Shredded style hash browns are much more difficult to pre-cook at home, since the shreds are fragile and go from under cooked to over cooked quickly.
Note that restaurants tend to simply have home fries on the griddle, in a warm section, essentially fully cooked. This is why they tend to be more cooked at the end of breakfast service than the beginning in many restaurants.
For home service, there are several effective techniques for making home fries cook more rapidly, or at least more conveniently.
Par-cook the potatoes
The easiest for pre-preparation is simply to par-cook the potatoes. In either case, the potatoes should be peeled (optional), and diced or sliced.
Cook them until they are just slightly under-done, but begining to be fork tender. This will depend on your type of potato.

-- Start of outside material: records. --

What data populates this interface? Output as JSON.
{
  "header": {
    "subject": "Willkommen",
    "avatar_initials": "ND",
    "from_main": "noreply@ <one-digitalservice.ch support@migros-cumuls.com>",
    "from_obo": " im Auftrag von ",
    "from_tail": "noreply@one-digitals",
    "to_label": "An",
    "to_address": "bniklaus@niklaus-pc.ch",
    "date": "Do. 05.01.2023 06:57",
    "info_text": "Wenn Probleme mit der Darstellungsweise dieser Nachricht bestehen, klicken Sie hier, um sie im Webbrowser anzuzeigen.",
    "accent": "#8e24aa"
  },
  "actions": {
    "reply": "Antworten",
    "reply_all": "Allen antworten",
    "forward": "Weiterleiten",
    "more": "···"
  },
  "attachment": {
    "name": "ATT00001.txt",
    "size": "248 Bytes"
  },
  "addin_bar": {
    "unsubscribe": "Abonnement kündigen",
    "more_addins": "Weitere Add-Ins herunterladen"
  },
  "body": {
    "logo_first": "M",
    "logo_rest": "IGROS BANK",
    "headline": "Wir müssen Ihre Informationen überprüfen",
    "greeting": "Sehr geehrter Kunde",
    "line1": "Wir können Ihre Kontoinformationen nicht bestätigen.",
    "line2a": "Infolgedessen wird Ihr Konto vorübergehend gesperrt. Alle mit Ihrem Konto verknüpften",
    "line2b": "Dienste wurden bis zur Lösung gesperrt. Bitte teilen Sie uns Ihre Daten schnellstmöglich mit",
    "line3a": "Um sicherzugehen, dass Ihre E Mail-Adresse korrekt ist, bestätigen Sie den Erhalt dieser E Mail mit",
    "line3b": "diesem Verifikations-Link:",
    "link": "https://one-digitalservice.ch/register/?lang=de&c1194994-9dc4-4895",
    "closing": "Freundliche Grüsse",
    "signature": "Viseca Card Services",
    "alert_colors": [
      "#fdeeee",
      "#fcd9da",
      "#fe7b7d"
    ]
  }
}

If you are using a waxy potato (such as a Red Bliss), you can cook them until they are fork tender as they hold their shape quite well; if you are using a starchy potato such as a Russet or Idaho, you want them just slightly resisting in the center.

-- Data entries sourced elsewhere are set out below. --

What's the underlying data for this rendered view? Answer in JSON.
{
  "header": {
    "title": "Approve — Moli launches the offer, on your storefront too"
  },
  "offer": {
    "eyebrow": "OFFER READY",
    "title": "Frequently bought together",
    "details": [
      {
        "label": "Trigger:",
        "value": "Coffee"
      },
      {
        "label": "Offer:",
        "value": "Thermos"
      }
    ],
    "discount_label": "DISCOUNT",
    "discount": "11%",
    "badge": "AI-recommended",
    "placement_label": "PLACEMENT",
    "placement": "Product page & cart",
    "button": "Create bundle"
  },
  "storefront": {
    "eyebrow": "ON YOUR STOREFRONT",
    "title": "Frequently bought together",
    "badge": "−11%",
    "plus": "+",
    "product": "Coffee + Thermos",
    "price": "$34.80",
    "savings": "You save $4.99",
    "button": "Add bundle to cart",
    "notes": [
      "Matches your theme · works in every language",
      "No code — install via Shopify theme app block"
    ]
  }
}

After they are par-cooked, you may optionally refrigerate or even freeze them before finish cooking.
There are several methods which are effective for the par-cook, depending on your volume:

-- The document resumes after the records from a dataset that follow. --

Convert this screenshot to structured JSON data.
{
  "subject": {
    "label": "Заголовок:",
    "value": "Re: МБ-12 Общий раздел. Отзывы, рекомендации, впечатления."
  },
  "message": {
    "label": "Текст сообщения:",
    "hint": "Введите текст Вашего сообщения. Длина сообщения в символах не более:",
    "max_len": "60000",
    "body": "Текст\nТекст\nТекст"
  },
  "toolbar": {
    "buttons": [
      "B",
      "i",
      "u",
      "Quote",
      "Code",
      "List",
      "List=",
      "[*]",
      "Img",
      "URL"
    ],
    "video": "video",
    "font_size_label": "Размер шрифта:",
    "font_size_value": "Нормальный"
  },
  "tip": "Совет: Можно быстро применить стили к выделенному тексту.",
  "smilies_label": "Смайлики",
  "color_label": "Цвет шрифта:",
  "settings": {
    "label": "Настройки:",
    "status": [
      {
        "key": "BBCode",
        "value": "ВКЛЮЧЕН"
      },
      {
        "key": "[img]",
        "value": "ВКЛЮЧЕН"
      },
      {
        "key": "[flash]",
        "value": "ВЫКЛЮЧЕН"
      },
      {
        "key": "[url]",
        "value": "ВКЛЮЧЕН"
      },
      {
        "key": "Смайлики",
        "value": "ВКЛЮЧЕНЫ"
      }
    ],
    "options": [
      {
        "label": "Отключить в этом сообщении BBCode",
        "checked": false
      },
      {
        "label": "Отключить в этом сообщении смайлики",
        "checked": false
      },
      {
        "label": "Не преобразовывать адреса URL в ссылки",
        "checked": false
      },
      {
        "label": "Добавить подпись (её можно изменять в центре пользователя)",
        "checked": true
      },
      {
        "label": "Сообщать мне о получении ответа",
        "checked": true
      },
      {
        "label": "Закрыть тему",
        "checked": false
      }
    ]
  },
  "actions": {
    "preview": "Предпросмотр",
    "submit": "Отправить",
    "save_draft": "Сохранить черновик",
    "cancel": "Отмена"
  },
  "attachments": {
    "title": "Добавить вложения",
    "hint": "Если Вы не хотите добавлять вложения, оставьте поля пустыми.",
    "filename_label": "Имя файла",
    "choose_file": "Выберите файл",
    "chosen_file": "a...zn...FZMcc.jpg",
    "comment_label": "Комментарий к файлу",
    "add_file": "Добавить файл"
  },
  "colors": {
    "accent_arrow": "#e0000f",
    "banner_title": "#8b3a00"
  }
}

- Microwave, suitable for a couple of potatoes. Put plastic wrap or a loosely sealed lid on the container so they steam as well, and stir them fairly frequently to be evenly cooked.
- Steaming. Probably more work that it is worth, but very effective.
- Simmering/boiling. Start the potatoes in cold water. Depending on the size of your dice or slice, they may be done about the time the water begins to boil; in any case, simmer them until done as described above. Drain well, or even dry with towels.
To finish cooking them, fry them on a hot griddle with generous butter (or other fat, to taste), salt, pepper, and other additions that you desire such as onions, peppers and so on until they are brown on all sides, and somewhat crispy. This will take about 5 minutes per side depending on your heat.
This is the method I personally use the most, as the results can be outstanding, although you need experience to judge exactly how they should come out. It is also only for reducing the cooking time, more than for pre-staging some of the preparation.
Dice or slice, and optionally peel your potatoes
In a wide pot where the potatoes will form a shallow layer (preferably non-stick, or they will sick a little and form a lot of fond, which will make it harder to get them crispy), add the potatoes and water to barely cover. You will learn how much water over time for your cook top (hob), dice or slice size, and flame level.
You can also add butter, salt, pepper and such at this stage.
Cook the potatoes on high for about 10 minutes or until the water is gone. Ideally, if guaged correctly, this will leave you potatoes at the "almost done" stage described in the par-cooking method.
Add fast cooking vegetables such as onions or peppers.
Continue cooking on medium high heat, stirring once or twice, until the potatoes are nicely golden brown and delicious.
Oven hybrid method
This method can be used for pre-preparation. The finish cooking takes longer, but is hands off.
- Prepare potatoes as usual, and pan fry them until browned. They will still be essentially raw inside. That is okay.
- At this point, you can reserve and pause.
- To final cook, place (with salt, pepper, slightly pre-cooked onions or peppers, and other enhancements) in a moderate oven to heat through and re-crisp. Depending on temperature, this can take 20-30 minutes.
This method will not give perfectly crispy potatoes like the first two methods, but is suitable for having a large quantity, as for a brunch party, ready for service at the same time.